BEGIN Data excerpts

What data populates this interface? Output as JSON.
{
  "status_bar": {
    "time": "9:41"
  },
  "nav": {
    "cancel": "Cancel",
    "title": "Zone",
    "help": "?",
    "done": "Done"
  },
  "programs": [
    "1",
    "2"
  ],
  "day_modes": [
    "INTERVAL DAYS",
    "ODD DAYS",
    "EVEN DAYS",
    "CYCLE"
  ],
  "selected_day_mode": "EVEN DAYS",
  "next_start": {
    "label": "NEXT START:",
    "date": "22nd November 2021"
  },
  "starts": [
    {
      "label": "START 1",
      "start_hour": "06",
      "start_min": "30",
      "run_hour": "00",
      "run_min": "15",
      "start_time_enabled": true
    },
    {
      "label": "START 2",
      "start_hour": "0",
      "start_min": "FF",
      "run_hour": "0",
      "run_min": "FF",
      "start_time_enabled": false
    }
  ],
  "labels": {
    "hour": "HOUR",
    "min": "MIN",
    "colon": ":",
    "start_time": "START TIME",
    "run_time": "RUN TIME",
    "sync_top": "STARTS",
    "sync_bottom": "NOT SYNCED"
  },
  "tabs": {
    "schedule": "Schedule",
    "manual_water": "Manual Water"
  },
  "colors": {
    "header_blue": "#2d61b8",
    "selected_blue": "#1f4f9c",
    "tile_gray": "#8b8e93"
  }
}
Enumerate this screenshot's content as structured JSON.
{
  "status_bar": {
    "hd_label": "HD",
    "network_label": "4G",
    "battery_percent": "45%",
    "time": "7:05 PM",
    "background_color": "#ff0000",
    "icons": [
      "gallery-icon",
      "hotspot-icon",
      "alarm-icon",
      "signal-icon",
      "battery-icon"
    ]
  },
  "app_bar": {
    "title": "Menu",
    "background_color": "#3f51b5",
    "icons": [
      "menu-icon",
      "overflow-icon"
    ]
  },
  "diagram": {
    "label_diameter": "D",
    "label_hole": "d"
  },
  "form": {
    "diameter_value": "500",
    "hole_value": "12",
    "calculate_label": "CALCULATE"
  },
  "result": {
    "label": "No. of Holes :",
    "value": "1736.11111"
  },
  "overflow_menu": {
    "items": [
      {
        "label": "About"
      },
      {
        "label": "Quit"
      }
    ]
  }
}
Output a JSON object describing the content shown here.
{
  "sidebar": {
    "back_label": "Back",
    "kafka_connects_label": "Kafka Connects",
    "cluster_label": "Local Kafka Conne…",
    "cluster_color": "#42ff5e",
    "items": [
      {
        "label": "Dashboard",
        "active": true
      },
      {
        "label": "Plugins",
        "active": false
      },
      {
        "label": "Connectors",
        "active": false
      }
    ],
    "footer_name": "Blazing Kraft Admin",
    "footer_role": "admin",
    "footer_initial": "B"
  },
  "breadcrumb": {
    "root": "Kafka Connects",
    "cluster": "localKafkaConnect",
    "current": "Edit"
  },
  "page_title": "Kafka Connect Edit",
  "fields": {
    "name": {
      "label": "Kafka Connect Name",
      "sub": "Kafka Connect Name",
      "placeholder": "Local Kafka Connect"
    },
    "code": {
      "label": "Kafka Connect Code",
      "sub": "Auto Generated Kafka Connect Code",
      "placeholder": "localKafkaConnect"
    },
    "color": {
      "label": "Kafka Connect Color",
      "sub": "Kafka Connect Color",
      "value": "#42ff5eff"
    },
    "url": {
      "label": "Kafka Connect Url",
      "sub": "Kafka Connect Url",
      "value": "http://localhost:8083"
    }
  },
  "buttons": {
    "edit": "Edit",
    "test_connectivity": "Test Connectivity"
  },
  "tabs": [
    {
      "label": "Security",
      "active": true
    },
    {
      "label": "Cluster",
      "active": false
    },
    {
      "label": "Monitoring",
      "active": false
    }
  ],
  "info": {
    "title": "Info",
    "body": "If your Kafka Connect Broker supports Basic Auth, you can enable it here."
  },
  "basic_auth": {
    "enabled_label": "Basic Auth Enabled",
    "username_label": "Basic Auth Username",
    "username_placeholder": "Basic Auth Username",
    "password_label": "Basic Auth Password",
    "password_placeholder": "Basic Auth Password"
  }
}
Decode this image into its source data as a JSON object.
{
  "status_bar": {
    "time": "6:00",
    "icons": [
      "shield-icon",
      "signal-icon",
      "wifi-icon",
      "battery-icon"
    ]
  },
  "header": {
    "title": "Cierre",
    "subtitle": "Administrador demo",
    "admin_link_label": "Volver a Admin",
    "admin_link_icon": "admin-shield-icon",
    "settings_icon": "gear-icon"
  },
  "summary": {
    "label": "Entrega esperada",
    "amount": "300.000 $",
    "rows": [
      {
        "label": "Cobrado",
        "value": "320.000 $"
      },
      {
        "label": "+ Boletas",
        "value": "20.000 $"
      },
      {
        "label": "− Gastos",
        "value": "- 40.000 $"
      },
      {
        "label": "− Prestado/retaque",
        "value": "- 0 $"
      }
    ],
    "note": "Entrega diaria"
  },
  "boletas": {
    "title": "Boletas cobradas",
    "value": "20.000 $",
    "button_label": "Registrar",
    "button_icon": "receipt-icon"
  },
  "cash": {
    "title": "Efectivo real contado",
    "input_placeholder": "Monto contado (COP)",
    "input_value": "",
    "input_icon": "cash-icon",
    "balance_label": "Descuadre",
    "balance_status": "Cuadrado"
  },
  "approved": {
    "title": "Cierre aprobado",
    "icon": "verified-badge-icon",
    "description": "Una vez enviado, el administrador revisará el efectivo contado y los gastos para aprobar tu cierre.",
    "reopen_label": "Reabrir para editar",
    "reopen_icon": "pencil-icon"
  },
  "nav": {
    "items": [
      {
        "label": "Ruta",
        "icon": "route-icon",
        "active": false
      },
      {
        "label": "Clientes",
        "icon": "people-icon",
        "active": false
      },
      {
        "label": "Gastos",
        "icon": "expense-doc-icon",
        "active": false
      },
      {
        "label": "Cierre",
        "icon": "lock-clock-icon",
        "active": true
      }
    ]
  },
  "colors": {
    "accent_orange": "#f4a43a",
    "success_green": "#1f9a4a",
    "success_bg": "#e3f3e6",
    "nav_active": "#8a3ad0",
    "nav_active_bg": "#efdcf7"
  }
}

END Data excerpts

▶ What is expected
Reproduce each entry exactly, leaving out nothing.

▶ Task solution
What data populates this interface? Output as JSON.
{
  "status_bar": {
    "time": "9:41"
  },
  "nav": {
    "cancel": "Cancel",
    "title": "Zone",
    "help": "?",
    "done": "Done"
  },
  "programs": [
    "1",
    "2"
  ],
  "day_modes": [
    "INTERVAL DAYS",
    "ODD DAYS",
    "EVEN DAYS",
    "CYCLE"
  ],
  "selected_day_mode": "EVEN DAYS",
  "next_start": {
    "label": "NEXT START:",
    "date": "22nd November 2021"
  },
  "starts": [
    {
      "label": "START 1",
      "start_hour": "06",
      "start_min": "30",
      "run_hour": "00",
      "run_min": "15",
      "start_time_enabled": true
    },
    {
      "label": "START 2",
      "start_hour": "0",
      "start_min": "FF",
      "run_hour": "0",
      "run_min": "FF",
      "start_time_enabled": false
    }
  ],
  "labels": {
    "hour": "HOUR",
    "min": "MIN",
    "colon": ":",
    "start_time": "START TIME",
    "run_time": "RUN TIME",
    "sync_top": "STARTS",
    "sync_bottom": "NOT SYNCED"
  },
  "tabs": {
    "schedule": "Schedule",
    "manual_water": "Manual Water"
  },
  "colors": {
    "header_blue": "#2d61b8",
    "selected_blue": "#1f4f9c",
    "tile_gray": "#8b8e93"
  }
}
Enumerate this screenshot's content as structured JSON.
{
  "status_bar": {
    "hd_label": "HD",
    "network_label": "4G",
    "battery_percent": "45%",
    "time": "7:05 PM",
    "background_color": "#ff0000",
    "icons": [
      "gallery-icon",
      "hotspot-icon",
      "alarm-icon",
      "signal-icon",
      "battery-icon"
    ]
  },
  "app_bar": {
    "title": "Menu",
    "background_color": "#3f51b5",
    "icons": [
      "menu-icon",
      "overflow-icon"
    ]
  },
  "diagram": {
    "label_diameter": "D",
    "label_hole": "d"
  },
  "form": {
    "diameter_value": "500",
    "hole_value": "12",
    "calculate_label": "CALCULATE"
  },
  "result": {
    "label": "No. of Holes :",
    "value": "1736.11111"
  },
  "overflow_menu": {
    "items": [
      {
        "label": "About"
      },
      {
        "label": "Quit"
      }
    ]
  }
}
Output a JSON object describing the content shown here.
{
  "sidebar": {
    "back_label": "Back",
    "kafka_connects_label": "Kafka Connects",
    "cluster_label": "Local Kafka Conne…",
    "cluster_color": "#42ff5e",
    "items": [
      {
        "label": "Dashboard",
        "active": true
      },
      {
        "label": "Plugins",
        "active": false
      },
      {
        "label": "Connectors",
        "active": false
      }
    ],
    "footer_name": "Blazing Kraft Admin",
    "footer_role": "admin",
    "footer_initial": "B"
  },
  "breadcrumb": {
    "root": "Kafka Connects",
    "cluster": "localKafkaConnect",
    "current": "Edit"
  },
  "page_title": "Kafka Connect Edit",
  "fields": {
    "name": {
      "label": "Kafka Connect Name",
      "sub": "Kafka Connect Name",
      "placeholder": "Local Kafka Connect"
    },
    "code": {
      "label": "Kafka Connect Code",
      "sub": "Auto Generated Kafka Connect Code",
      "placeholder": "localKafkaConnect"
    },
    "color": {
      "label": "Kafka Connect Color",
      "sub": "Kafka Connect Color",
      "value": "#42ff5eff"
    },
    "url": {
      "label": "Kafka Connect Url",
      "sub": "Kafka Connect Url",
      "value": "http://localhost:8083"
    }
  },
  "buttons": {
    "edit": "Edit",
    "test_connectivity": "Test Connectivity"
  },
  "tabs": [
    {
      "label": "Security",
      "active": true
    },
    {
      "label": "Cluster",
      "active": false
    },
    {
      "label": "Monitoring",
      "active": false
    }
  ],
  "info": {
    "title": "Info",
    "body": "If your Kafka Connect Broker supports Basic Auth, you can enable it here."
  },
  "basic_auth": {
    "enabled_label": "Basic Auth Enabled",
    "username_label": "Basic Auth Username",
    "username_placeholder": "Basic Auth Username",
    "password_label": "Basic Auth Password",
    "password_placeholder": "Basic Auth Password"
  }
}
Decode this image into its source data as a JSON object.
{
  "status_bar": {
    "time": "6:00",
    "icons": [
      "shield-icon",
      "signal-icon",
      "wifi-icon",
      "battery-icon"
    ]
  },
  "header": {
    "title": "Cierre",
    "subtitle": "Administrador demo",
    "admin_link_label": "Volver a Admin",
    "admin_link_icon": "admin-shield-icon",
    "settings_icon": "gear-icon"
  },
  "summary": {
    "label": "Entrega esperada",
    "amount": "300.000 $",
    "rows": [
      {
        "label": "Cobrado",
        "value": "320.000 $"
      },
      {
        "label": "+ Boletas",
        "value": "20.000 $"
      },
      {
        "label": "− Gastos",
        "value": "- 40.000 $"
      },
      {
        "label": "− Prestado/retaque",
        "value": "- 0 $"
      }
    ],
    "note": "Entrega diaria"
  },
  "boletas": {
    "title": "Boletas cobradas",
    "value": "20.000 $",
    "button_label": "Registrar",
    "button_icon": "receipt-icon"
  },
  "cash": {
    "title": "Efectivo real contado",
    "input_placeholder": "Monto contado (COP)",
    "input_value": "",
    "input_icon": "cash-icon",
    "balance_label": "Descuadre",
    "balance_status": "Cuadrado"
  },
  "approved": {
    "title": "Cierre aprobado",
    "icon": "verified-badge-icon",
    "description": "Una vez enviado, el administrador revisará el efectivo contado y los gastos para aprobar tu cierre.",
    "reopen_label": "Reabrir para editar",
    "reopen_icon": "pencil-icon"
  },
  "nav": {
    "items": [
      {
        "label": "Ruta",
        "icon": "route-icon",
        "active": false
      },
      {
        "label": "Clientes",
        "icon": "people-icon",
        "active": false
      },
      {
        "label": "Gastos",
        "icon": "expense-doc-icon",
        "active": false
      },
      {
        "label": "Cierre",
        "icon": "lock-clock-icon",
        "active": true
      }
    ]
  },
  "colors": {
    "accent_orange": "#f4a43a",
    "success_green": "#1f9a4a",
    "success_bg": "#e3f3e6",
    "nav_active": "#8a3ad0",
    "nav_active_bg": "#efdcf7"
  }
}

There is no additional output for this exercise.